___ SUPPLIED RECORDS ___
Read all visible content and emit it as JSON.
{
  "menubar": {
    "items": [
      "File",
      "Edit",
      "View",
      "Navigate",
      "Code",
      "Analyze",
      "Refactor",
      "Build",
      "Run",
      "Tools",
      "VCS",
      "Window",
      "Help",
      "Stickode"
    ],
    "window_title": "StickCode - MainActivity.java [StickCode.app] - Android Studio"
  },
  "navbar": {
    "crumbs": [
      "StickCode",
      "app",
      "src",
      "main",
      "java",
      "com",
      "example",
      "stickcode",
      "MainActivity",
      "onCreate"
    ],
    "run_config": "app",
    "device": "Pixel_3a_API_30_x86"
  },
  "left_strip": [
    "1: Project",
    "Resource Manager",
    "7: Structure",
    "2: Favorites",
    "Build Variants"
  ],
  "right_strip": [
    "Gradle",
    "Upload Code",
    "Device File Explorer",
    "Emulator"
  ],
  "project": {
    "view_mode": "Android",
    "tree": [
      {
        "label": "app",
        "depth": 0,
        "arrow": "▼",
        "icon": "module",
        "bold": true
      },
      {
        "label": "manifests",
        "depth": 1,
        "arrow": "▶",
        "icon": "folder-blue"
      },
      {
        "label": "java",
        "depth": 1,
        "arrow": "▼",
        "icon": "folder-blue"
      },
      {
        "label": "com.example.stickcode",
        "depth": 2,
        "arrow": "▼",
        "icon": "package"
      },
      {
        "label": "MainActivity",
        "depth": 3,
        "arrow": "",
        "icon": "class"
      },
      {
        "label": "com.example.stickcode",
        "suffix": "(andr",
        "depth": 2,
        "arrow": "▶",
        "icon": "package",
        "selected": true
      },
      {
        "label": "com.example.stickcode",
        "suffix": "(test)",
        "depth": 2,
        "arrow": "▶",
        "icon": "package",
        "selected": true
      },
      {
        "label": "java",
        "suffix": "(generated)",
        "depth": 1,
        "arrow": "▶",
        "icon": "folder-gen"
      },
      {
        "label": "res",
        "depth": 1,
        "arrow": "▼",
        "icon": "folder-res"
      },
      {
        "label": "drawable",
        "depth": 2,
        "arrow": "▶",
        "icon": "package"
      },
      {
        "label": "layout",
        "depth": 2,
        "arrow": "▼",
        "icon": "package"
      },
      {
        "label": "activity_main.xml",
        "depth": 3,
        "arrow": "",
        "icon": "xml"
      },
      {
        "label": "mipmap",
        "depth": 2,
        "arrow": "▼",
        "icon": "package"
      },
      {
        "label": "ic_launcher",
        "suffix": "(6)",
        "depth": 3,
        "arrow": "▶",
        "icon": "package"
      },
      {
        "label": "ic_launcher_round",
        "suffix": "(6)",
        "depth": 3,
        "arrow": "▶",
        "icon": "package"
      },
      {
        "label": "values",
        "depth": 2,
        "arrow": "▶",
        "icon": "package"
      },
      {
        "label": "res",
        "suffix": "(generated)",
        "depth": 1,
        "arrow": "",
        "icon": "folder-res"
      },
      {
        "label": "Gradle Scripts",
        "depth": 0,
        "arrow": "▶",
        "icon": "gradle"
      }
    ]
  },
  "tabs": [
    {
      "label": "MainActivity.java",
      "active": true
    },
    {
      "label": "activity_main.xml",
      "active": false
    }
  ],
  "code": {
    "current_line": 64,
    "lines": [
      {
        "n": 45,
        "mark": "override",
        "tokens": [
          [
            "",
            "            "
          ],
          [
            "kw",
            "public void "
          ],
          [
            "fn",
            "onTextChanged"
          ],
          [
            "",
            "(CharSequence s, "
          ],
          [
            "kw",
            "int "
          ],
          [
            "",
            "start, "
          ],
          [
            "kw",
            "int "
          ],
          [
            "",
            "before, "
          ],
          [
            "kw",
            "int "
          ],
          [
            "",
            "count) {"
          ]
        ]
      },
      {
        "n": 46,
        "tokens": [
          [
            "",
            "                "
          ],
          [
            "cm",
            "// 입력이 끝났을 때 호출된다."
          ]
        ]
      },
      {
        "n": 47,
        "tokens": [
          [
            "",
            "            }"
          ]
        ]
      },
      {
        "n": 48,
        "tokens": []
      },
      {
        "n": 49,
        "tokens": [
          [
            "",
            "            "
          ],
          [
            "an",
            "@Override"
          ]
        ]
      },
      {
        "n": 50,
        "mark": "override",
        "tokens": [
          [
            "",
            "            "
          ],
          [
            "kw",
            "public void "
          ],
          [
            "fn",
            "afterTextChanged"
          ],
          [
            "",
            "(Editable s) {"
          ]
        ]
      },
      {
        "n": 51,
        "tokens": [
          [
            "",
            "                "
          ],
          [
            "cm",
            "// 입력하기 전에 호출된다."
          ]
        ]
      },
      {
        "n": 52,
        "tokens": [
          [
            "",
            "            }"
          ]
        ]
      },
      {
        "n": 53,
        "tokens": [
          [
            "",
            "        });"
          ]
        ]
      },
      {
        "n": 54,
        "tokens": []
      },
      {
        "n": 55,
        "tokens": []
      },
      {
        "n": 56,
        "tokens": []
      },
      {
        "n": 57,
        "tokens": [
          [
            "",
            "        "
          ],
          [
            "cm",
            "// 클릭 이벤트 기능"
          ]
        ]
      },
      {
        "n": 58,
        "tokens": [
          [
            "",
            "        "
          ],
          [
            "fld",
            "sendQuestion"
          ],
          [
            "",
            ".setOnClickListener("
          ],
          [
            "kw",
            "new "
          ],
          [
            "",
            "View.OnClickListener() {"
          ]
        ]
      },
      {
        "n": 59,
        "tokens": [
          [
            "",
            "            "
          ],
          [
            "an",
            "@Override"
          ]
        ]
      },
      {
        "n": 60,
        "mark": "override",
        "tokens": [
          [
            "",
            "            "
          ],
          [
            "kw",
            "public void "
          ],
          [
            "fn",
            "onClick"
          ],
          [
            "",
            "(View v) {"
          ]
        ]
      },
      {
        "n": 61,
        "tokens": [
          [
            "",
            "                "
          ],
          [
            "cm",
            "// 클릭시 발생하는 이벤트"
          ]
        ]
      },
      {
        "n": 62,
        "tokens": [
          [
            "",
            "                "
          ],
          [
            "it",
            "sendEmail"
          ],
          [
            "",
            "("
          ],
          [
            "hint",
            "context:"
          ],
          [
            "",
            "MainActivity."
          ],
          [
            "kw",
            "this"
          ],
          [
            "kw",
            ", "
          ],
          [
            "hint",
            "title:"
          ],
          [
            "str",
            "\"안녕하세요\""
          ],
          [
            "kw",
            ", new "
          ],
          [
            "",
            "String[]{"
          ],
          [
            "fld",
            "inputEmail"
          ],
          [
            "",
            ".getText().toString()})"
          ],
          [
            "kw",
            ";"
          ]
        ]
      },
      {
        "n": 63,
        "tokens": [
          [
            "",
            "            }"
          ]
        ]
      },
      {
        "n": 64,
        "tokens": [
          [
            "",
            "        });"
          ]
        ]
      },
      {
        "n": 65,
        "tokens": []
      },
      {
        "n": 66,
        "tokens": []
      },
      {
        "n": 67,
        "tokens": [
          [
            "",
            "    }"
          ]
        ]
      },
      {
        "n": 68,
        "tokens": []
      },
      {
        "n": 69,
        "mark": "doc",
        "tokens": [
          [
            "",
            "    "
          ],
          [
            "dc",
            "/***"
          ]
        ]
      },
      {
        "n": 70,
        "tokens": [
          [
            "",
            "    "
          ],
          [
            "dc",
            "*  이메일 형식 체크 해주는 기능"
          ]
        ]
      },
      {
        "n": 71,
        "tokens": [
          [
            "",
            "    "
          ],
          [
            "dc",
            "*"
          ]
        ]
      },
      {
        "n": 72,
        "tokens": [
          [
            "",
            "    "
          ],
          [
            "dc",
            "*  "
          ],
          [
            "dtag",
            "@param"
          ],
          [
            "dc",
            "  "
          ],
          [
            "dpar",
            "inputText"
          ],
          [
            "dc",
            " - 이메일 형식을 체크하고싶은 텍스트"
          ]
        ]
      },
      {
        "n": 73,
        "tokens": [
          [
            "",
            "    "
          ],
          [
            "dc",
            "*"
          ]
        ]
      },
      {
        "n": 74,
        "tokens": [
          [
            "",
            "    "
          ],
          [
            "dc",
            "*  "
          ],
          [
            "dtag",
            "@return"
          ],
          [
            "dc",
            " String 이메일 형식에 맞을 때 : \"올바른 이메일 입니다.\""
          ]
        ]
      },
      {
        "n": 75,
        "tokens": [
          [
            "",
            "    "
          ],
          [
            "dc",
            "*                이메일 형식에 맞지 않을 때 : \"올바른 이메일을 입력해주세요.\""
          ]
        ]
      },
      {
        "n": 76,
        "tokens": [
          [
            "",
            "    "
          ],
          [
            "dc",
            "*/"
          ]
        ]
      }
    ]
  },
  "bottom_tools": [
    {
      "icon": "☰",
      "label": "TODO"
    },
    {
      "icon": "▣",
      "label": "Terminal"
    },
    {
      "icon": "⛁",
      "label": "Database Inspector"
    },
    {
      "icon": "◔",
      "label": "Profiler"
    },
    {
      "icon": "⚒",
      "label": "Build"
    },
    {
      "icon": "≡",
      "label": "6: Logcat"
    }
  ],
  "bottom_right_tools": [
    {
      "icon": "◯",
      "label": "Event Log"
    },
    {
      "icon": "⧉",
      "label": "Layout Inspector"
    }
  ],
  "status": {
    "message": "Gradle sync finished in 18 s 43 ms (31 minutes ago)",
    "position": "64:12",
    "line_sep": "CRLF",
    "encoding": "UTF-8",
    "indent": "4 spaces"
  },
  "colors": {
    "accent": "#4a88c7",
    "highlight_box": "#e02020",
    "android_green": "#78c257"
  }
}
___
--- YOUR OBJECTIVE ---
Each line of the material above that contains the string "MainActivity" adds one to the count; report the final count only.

--- OUTPUT FOR THIS TASK ---
5